Under G.S. 15A-1335, “[w]hen a conviction or sentence imposed in superior court has been set aside on direct review or collateral attack, the court may not impose a new sentence for the same offense, or for a different offense based on the same conduct, which is more severe than the prior sentence less the portion of the prior sentence previously served.” That law is North Carolina’s statutory response to the United States Supreme Court’s decision in North Carolina v. Pearce, 395 U.S. 711 (1969), which limited a judge’s authority to impose a more severe after a defendant’s successful appeal. Our statute is actually a little more protective for defendants than Pearce itself—something you can read all about in Jessie Smith’s excellent bulletin on the Limitations on a Judge’s Authority to Impose a More Severe Sentence After a Defendant’s Successful Appeal or Collateral Attack. The law is straightforward enough when the sentence for a single conviction is overturned on appeal.
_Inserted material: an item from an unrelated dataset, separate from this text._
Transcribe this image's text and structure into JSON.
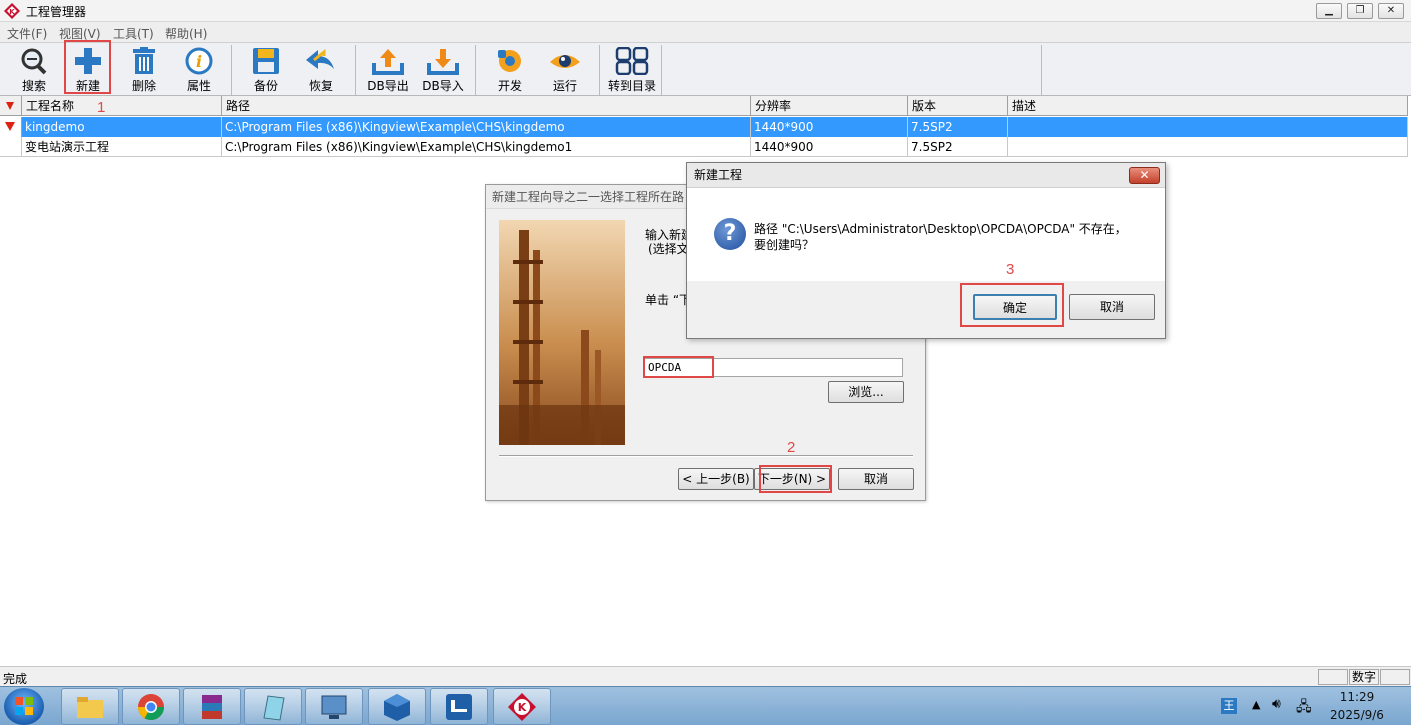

It’s more complicated, though, when multiple convictions are involved. The court of appeals’ recent decision in State v. Daniels provides an illustration.
In Daniels, the defendant was convicted of first-degree rape and first-degree kidnapping. He was sentenced to consecutive terms of 307–378 months for the rape and 133–169 months for the kidnapping. On Daniels’ first appeal, the court of appeals held it was error for the trial court to permit the same sexual assault to serve as the basis for the defendant’s first-degree rape and first-degree kidnapping convictions. (Though not the primary subject of this post, that’s an error common enough to note: when a sexual assault provides the basis for elevating a kidnapping crime to first-degree kidnapping under G.S. 14-39(b), the defendant may not be punished for both the first-degree kidnapping and the sexual assault. State v. Freeland, 316 N.C. 13 (1986).) The proper course of action in that situation is to remand the case with instructions for the trial court to either (1) arrest judgment on the first-degree kidnapping conviction and resentence the defendant for second-degree kidnapping and the rape, or (2) arrest judgment on the rape and resentence the defendant on the first-degree kidnapping alone. That’s what the court of appeals did.
On remand, the trial court chose option #1, arresting judgment on the first-degree kidnapping conviction and resentencing the defendant for second-degree kidnapping and first-degree rape. The court sentenced the defendant to 370–453 months on the rape [about 75 months more than the original sentence for the rape], with a consecutive term of 46–65 months for the kidnapping [about 104 months less than the original sentence based on the same conduct]. Though the aggregate term of imprisonment fell by over two years, the defendant argued that the court violated G.S. 15A-1335 by giving a longer sentence on the rape. The State argued that as long as the aggregate prison term didn’t exceed the original, the sentence was okay.
The court of appeals agreed with the defendant. Citing State v. Nixon, 119 N.C. App. 571 (1995)—a case involving a resentencing precipitated by the very same underlying error related to a kidnapping and a rape—the court of appeals held that the prohibition against imposing more severe sentences after appeal applies to “offenses charged and convictions thereon, not to an aggregate term of years.” The appellate court remanded the case again, with instructions to enter a sentence on the rape no longer than the original 307–378 month sentence.
So that, too, is straightforward enough I suppose. But lest you think G.S. 15A-1335 is always easy to apply, I’ll write another post soon on how the rule works when consolidated sentences are involved.